• [Items from an interface collection]:
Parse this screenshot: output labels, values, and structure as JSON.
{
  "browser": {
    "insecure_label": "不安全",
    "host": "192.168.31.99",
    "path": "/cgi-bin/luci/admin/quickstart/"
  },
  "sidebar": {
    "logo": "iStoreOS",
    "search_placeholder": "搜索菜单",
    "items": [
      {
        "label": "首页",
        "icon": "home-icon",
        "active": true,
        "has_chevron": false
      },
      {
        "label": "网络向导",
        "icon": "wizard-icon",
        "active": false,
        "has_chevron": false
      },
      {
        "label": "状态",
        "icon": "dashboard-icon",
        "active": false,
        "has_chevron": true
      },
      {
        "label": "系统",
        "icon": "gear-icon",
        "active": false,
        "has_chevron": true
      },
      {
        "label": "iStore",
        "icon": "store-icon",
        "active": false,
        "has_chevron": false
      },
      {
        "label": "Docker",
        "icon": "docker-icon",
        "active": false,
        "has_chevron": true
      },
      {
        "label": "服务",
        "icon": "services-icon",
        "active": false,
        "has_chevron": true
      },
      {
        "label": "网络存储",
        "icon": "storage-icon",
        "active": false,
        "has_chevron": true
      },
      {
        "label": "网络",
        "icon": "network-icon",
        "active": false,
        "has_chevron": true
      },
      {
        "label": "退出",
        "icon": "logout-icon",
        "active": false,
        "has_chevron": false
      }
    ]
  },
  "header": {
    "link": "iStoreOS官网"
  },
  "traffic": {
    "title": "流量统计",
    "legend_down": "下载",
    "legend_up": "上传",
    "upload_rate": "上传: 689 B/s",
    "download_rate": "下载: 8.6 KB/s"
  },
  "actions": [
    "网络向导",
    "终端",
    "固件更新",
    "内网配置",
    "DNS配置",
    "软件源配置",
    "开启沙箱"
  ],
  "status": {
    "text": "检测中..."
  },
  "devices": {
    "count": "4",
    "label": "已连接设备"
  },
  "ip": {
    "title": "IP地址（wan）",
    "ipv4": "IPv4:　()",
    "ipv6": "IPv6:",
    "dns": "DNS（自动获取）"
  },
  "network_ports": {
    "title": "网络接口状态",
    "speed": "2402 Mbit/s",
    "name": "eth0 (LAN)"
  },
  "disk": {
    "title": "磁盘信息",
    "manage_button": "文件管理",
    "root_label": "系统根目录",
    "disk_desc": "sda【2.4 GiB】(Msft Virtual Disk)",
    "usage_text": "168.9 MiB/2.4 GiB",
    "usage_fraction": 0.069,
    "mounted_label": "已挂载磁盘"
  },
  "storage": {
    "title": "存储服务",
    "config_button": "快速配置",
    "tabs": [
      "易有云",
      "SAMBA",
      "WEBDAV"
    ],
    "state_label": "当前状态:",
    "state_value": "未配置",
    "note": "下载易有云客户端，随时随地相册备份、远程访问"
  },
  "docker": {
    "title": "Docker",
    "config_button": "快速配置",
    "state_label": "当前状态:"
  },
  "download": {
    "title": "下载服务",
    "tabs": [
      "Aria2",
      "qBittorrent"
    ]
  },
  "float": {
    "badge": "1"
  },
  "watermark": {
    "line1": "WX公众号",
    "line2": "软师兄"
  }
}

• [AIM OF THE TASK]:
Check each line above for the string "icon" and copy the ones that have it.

• [COMPLETED EXERCISE]:
        "icon": "home-icon",
        "icon": "wizard-icon",
        "icon": "dashboard-icon",
        "icon": "gear-icon",
        "icon": "store-icon",
        "icon": "docker-icon",
        "icon": "services-icon",
        "icon": "storage-icon",
        "icon": "network-icon",
        "icon": "logout-icon",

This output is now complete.